Collapse Watch: Lego Layoffs and Tumbling Disney (and NOT about Hurricanes)

Lego announced they are cutting 1,400 jobs, and now Disney is slashing their company’s outlook. American family belt-tightening is happening in real time. In a “growing economy”, this cut in discretionary spending in not supposed to happen

Lego has just announced they will cut 8% of their workforce. Here’s more from the Chicago Tribune:

After building up sales aggressively since a near bankruptcy in 2004 through new ventures like films and new toy lines, the company seems to have hit a peak. Its sales are now falling for the first time in 13 years and it says it needs to simplify its operations.

Revenue dropped 5 percent in the first six months of the year, to 14.9 billion kroner ($2.4 billion), mainly as a result of weaker demand in key markets like the U.S. and Europe, where sales had risen strongly for years. Profits slipped 3 percent to 3.4 billion kroner ($544 million).

“You hit a peak,” said Jim Silver, the CEO and editor in chief of toy review site TTPM. “Nothing keeps going up like that.”

The company, he said, needs to simplify its business model to reduce costs. Especially since 2012, the group has been adding new businesses as it embarked on ventures like films.

“We have added complexity into the organization which now in turn makes it harder for us to grow further,” Vig Knudstorp said.

And just today from Zero Hedge

Once upon a time, Disney used to be the hedge fund world’s media darling. Not today, however, when at the BofA Media Communications Conference in New York, Disney CEO Bob Iger slashed the company’s outlook and said earnings in 2017 will be “roughly in line” with last year, sending the stock tumbling as much as 3.9%.

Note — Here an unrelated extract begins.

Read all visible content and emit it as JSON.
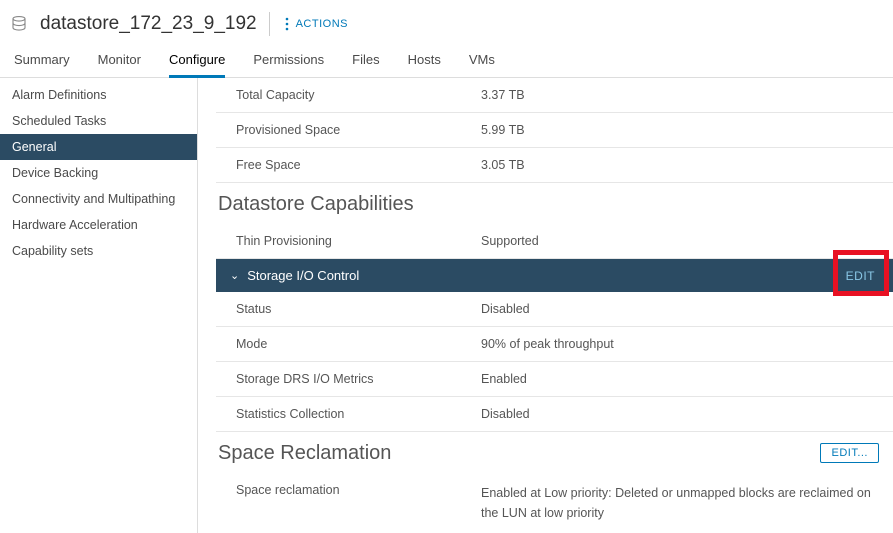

The entertainment giant, which has been under pressure to improve profit at its TV business amid criticism it failed to anticipate the competitive threat posed by Netflix and overpaid for sports rights for its ESPN cable network, was expected to post EPS growth of 3.2%. It will be lucky to get 0.0%.



Not even Iger’s promise that the parks business is having a “tremendous” year, or his promise that fiscal year “will be stronger than 2017” did anything to dent the wholesale revulsion against Mickey Mouse.

Iger’s other comment, that among DIS’s key priorities include a succession process, will likely further add to near-term stock concerns.

The other announcements made by Iger today, which had zero impact on the stock, included:

  • ESPN app will offer a plus service for more programming, Disney’s
    Chief Executive Officer Bob Iger says at Bank of America conference.
  • ESPN app will have 10,000 new live sporting events
  • ESPN app will be “a sport marketplace platform”
  • Iger says Disney will talk about app pricing in early 2018
  • Iger sees Disney app being introduced internationally before in the U.S.
  • Distributors will be able to distribute future Disney apps
  • Iger says Disney’s direct to consumer app to debut in late 2019

Disney’s weakness has quickly translated to other large cap media stocks, which have quickly fallen in sympathy including CBS -1.7%, VIAB 1.4%, and FOXA -1.3%.